The Chestnut - The above three photos highlight some of the variation shown by this species, from http://ukmoths.org.uk/ "Wingspan 28-36 mm. One of our commoner species which occurs in the winter, with moths appearing any time from September to May, especially in mild conditions, and can be found at sallow blossom in early spring. Distributed widely over the British Isles, there are a number of variations, but all show a distinctive rounded wing shape. The larvae feed on the foliage of a range of trees, including birch (Betula) and oak (Quercus)."

Paddock Wood, 21st March 2010

Tortricodes alternella - An unusual member of the Tortrix family in that it is one of the earliest to emerge as well as having a long narrow wingshape.

Tortricodes alternella - and from above

Common Quaker - A common resident and as can be seen in this photograph it is quite variable.

Clouded Drab - Another very variable resident found commonly over much of Britain.

Saturday, 20 March 2010

Moths from Steve Broyd

The top photo depicts a Yellow-horned Moth from Biddenden and the bottom photo shows Lead-coloured Drab from Biddenden last year.
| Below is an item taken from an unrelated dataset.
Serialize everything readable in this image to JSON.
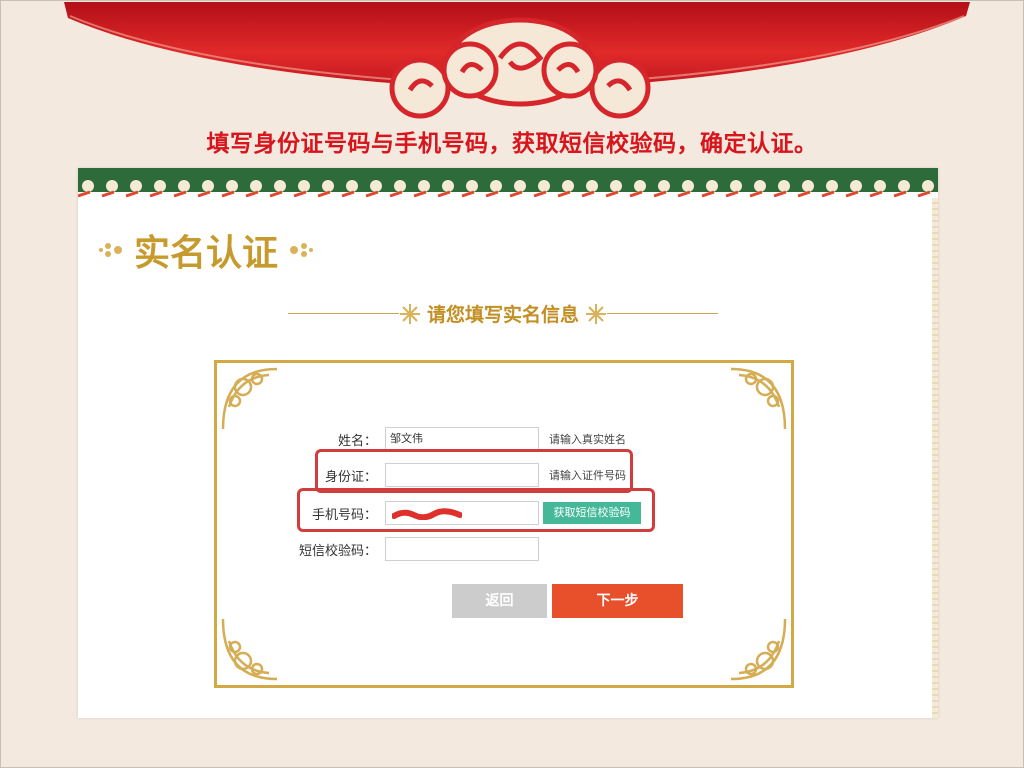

Steve said this about Lead-coloured Drab - 'This is a notoriously difficult species to separate from Clouded Drab but has different jizz - looking stockier with a rounded forewing and most in males, noticeably feathered antennae. It is much scarcer than Clouded Drab using Aspen and Black Poplar as its primary food plants.'

Wednesday, 17 March 2010

Knockholt 17th March 2010

I've just had my trap out for 20 minutes or so and caught two moths. I'm fairly sure they are The Satellite on the left and Small Quaker on the right.


Monday, 15 March 2010

Paddock Wood, 14th March 2010

Twin-spotted Quaker - One of only four moths in or around the trap this weekend, this specimen was in the trap on Sunday evening after I put it on for a couple of hours after dusk. A widely distributed species flying in March and April.

Hebrew Character - another common species with the same flight period as above.
The other two moths were a Satellite and a micro which is still in the fridge and I may, or more likely may not, try to identify later.

Thursday, 4 March 2010

Paddock Wood, 3rd March 2010

Pale Brindled Beauty - From http://ukmoths.org.uk/ "The females of this species are completely wingless, or apterous, a feature which is often found in moths which emerge in the winter months.The males fly from January to March, searching for the females which have climbed up tree-trunks. It is fairly common in England and Wales, and scarcer elsewhere in Britain, and may be found in a wide variety of habitats."
This was the only moth in the trap over the two nights I ran it.

Paddock Wood, 31st October 2009

The Sallow - a rather worn and pale individual perhaps of the ab. flavesecens. This species is a fairly frequent visitor in the Autumn to light.
The Satellite - So named due to the two small "satellites" either side of the stigma

Diamond-back Moth - I am reliably informed that this is what this is, any views much appreciated.